Powerhouse Telemark is set to become one of the world's most spectacular and energy efficient buildings. Construction began in September, with a little help from EFD Induction Norway.
Induction hardening uses induced heat and rapid cooling (quenching) to increase the hardness and durability of steel. Induction is a no-contact process that quickly produces intense, localized and controllable heat. With induction, only the part to be hardened is heated. Optimizing process parameters such as heating cycles, frequencies and coil and quench design result in the best possible outcomes.
Induction hardening boosts throughput. It is an extremely fast and repeatable process that integrates easily into production lines. It is clean, safe and typically has a small footprint. Workpieces are usually treated individually. This ensures that each separate workpiece is hardened to its own precise specifications. The optimized process parameters for each workpiece can be stored on your servers. Since only the part of the component to be hardened is heated, induction hardening is extremely energy-efficient.
Induction is used to harden numerous components. For example: gears, crankshafts, camshafts, drive shafts, output shafts, torsion bars, rocker arms, CV joints, tulips, valves, rock drills, slewing rings, inner and outer races.
What makes it so effective? More and more companies are opting for induction-based hardening solutions.
There are many reasons why induction heating is the preferred method for hardening camshafts.
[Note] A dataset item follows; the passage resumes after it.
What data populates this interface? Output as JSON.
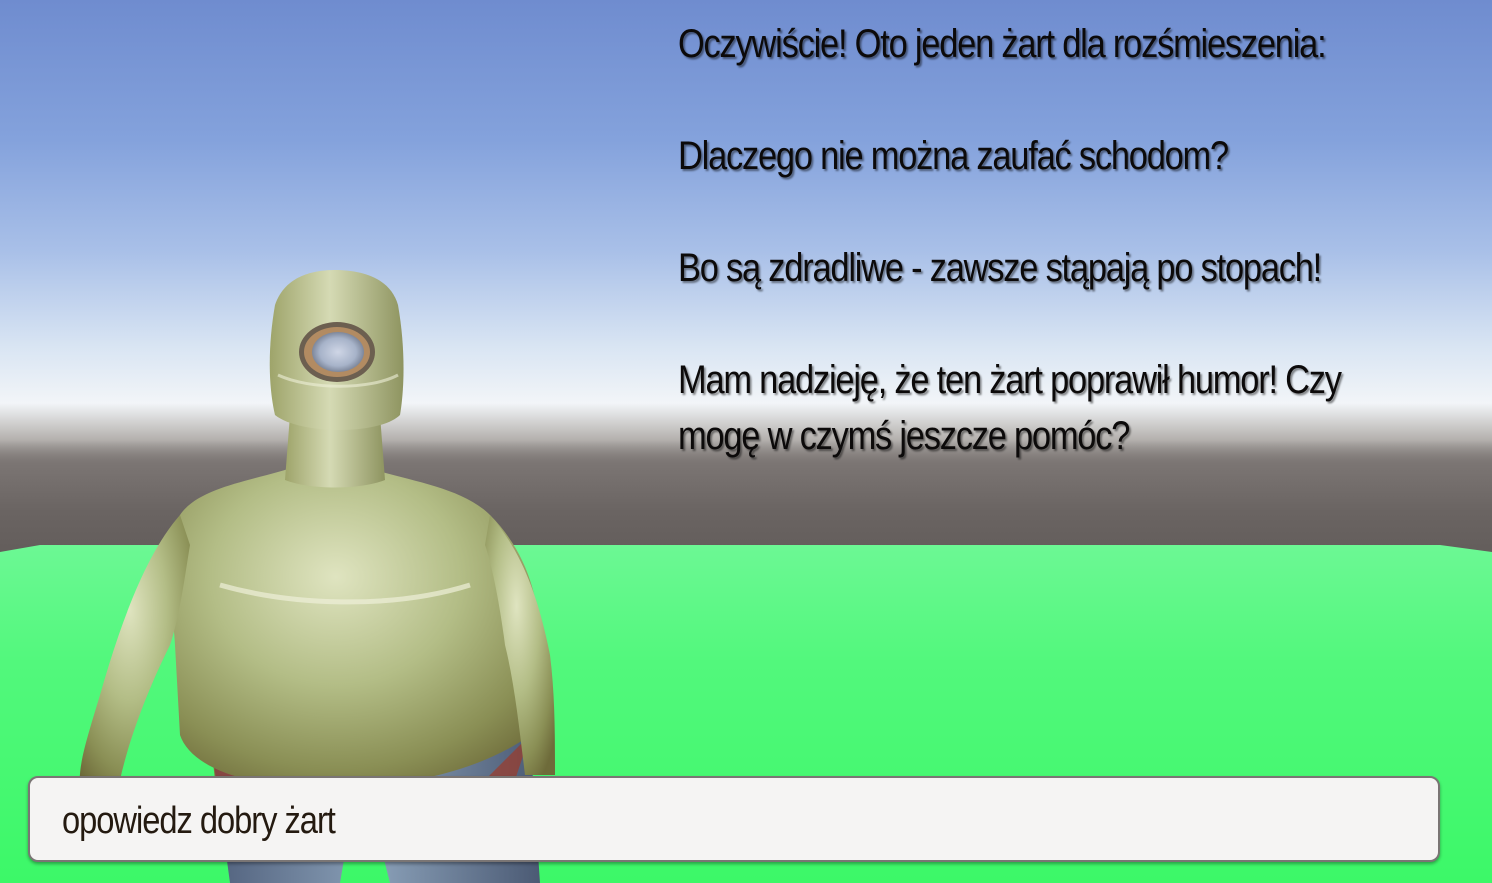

EFD Induction crankshaft hardening systems are a proven way to meet stringent specifications, while at the same time minimizing costs.
Seamless hardening. Why induction is the smarter choice. Seamless induction hardening is the proven cost-saving alternative to thermo-chemical processes.
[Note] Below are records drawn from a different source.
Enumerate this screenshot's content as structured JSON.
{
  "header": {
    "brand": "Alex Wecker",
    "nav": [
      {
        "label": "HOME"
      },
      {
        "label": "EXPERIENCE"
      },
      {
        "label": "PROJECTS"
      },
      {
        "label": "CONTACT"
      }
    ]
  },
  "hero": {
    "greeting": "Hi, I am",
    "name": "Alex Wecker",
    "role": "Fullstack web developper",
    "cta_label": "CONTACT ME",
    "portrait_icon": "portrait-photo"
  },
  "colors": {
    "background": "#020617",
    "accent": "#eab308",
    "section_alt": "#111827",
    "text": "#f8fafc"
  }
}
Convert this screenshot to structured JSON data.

How to reduce distortion and costs when hardening small gears
An integrated induction hardening and tempering solution let you easily produce premium grade chain—a product that commands premium prices in international markets.